The long-term impacts on the children of alcoholics are less well understood.
So, how big is the problem?
In the U.S., it's estimated that one in ten children lives with an alcoholic parent.
In a study just published in the Journal of Studies on Alcohol and Drugs[i], researchers in Denmark examine alcohol's impact on these children.
The results are chilling.
Instead of relying on self-reports for their data, these researchers relied on reviewed studies of hospital and other centralized records to gain a far better understanding of how excessive drinking by a family member impacts children in that household. And the nature of the data allowed the research team to follow children from birth to adolescence and beyond.

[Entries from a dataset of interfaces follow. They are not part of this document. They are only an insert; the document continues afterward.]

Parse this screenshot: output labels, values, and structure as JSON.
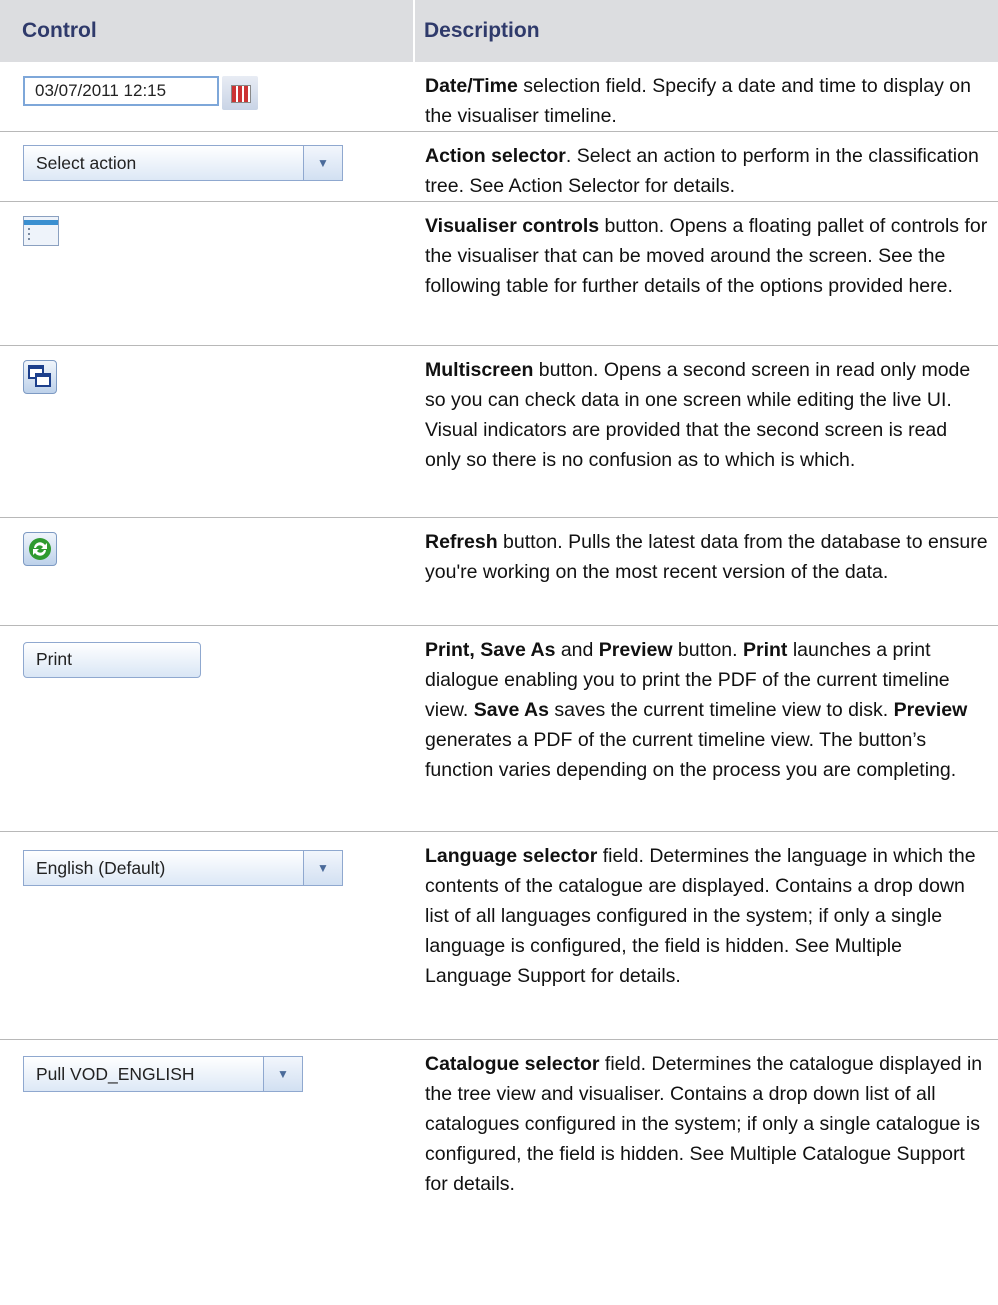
{
  "header": {
    "control": "Control",
    "description": "Description"
  },
  "rows": [
    {
      "control": {
        "kind": "datetime",
        "value": "03/07/2011 12:15",
        "icon": "calendar-icon"
      },
      "description": [
        {
          "b": "Date/Time"
        },
        {
          "t": " selection field. Specify a date and time to display on the visualiser timeline."
        }
      ]
    },
    {
      "control": {
        "kind": "select",
        "value": "Select action"
      },
      "description": [
        {
          "b": "Action selector"
        },
        {
          "t": ". Select an action to perform in the classification tree. See Action Selector for details."
        }
      ]
    },
    {
      "control": {
        "kind": "icon",
        "icon": "visualiser-controls-icon"
      },
      "description": [
        {
          "b": "Visualiser controls"
        },
        {
          "t": " button. Opens a floating pallet of controls for the visualiser that can be moved around the screen. See the following table for further details of the options provided here."
        }
      ]
    },
    {
      "control": {
        "kind": "icon",
        "icon": "multiscreen-icon"
      },
      "description": [
        {
          "b": "Multiscreen"
        },
        {
          "t": " button. Opens a second screen in read only mode so you can check data in one screen while editing the live UI. Visual indicators are provided that the second screen is read only so there is no confusion as to which is which."
        }
      ]
    },
    {
      "control": {
        "kind": "icon",
        "icon": "refresh-icon"
      },
      "description": [
        {
          "b": "Refresh"
        },
        {
          "t": " button. Pulls the latest data from the database to ensure you're working on the most recent version of the data."
        }
      ]
    },
    {
      "control": {
        "kind": "button",
        "value": "Print"
      },
      "description": [
        {
          "b": "Print, Save As"
        },
        {
          "t": " and "
        },
        {
          "b": "Preview"
        },
        {
          "t": " button. "
        },
        {
          "b": "Print"
        },
        {
          "t": " launches a print dialogue enabling you to print the PDF of the current timeline view. "
        },
        {
          "b": "Save As"
        },
        {
          "t": " saves the current timeline view to disk. "
        },
        {
          "b": "Preview"
        },
        {
          "t": " generates a PDF of the current timeline view.  The button’s function varies depending on the process you are completing."
        }
      ]
    },
    {
      "control": {
        "kind": "select",
        "value": "English (Default)"
      },
      "description": [
        {
          "b": "Language selector"
        },
        {
          "t": " field. Determines the language in which the contents of the catalogue are displayed. Contains a drop down list of all languages configured in the system; if only a single language is configured, the field is hidden. See Multiple Language Support for details."
        }
      ]
    },
    {
      "control": {
        "kind": "select",
        "value": "Pull VOD_ENGLISH"
      },
      "description": [
        {
          "b": "Catalogue selector"
        },
        {
          "t": " field. Determines the catalogue displayed in the tree view and visualiser. Contains a drop down list of all catalogues configured in the system; if only a single catalogue is configured, the field is hidden. See Multiple Catalogue Support for details."
        }
      ]
    }
  ]
}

Children of alcoholics tend to have a higher number of mental health disorders and suffer higher levels of abuse and neglect. Children in these households also tend to suffer higher infant and child mortality. They also have an elevated risk of requiring hospitalization for physical harm or illness.
Where might this research lead specialists in the field?

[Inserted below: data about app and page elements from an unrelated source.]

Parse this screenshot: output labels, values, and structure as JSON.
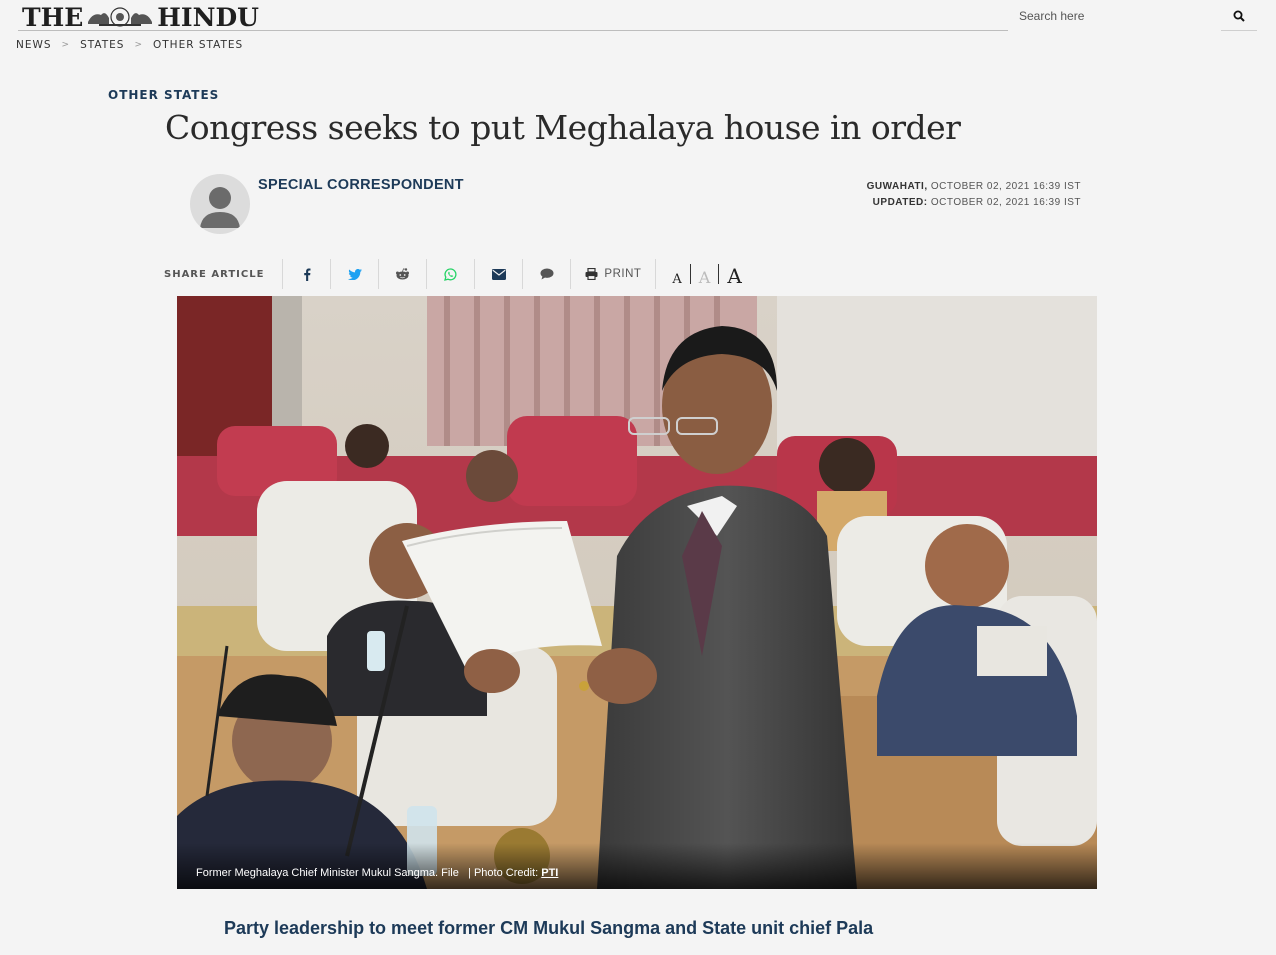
{
  "header": {
    "logo_left": "THE",
    "logo_right": "HINDU",
    "search_placeholder": "Search here"
  },
  "breadcrumb": [
    "NEWS",
    "STATES",
    "OTHER STATES"
  ],
  "article": {
    "section": "OTHER STATES",
    "title": "Congress seeks to put Meghalaya house in order",
    "author": "SPECIAL CORRESPONDENT",
    "location": "GUWAHATI,",
    "published": "OCTOBER 02, 2021 16:39 IST",
    "updated_label": "UPDATED:",
    "updated": "OCTOBER 02, 2021 16:39 IST",
    "subheading": "Party leadership to meet former CM Mukul Sangma and State unit chief Pala"
  },
  "share": {
    "label": "SHARE ARTICLE",
    "items": [
      "facebook-icon",
      "twitter-icon",
      "reddit-icon",
      "whatsapp-icon",
      "email-icon",
      "comment-icon",
      "printer-icon"
    ],
    "print_label": "PRINT",
    "font_small": "A",
    "font_medium": "A",
    "font_large": "A"
  },
  "photo": {
    "caption": "Former Meghalaya Chief Minister Mukul Sangma. File",
    "credit_label": "| Photo Credit:",
    "credit": "PTI"
  },
  "colors": {
    "navy": "#1d3a58",
    "twitter": "#1da1f2",
    "whatsapp": "#25d366",
    "background": "#f4f4f4"
  }
}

That is unclear. What is clear is the treatment of alcoholics must include family therapy – an approach that Aware Recovery Care embraces fully.
If you're struggling with an addiction to alcohol and/or drugs and need help in Southern Maine, New Hampshire, Massachusetts, Rhode Island, Connecticut, Florida, or Indiana, the recovery teams at Aware Recovery Care are here to help. Our unique model of care is giving clients a significantly better chance of recovery when compared to traditional inpatient rehab care. To learn more, please contact one of our Recovery Specialists.
[i] Brummer, J., Hesse, M., Frederiksen, K. S., Karriker-Jaffe, K. J., & Bloomfield, K. (2021). How do register-based studies contribute to our understanding of alcohol's harms to family members? A scoping review of relevant literature. Journal of Studies on Alcohol and Drugs, 82, 445–456.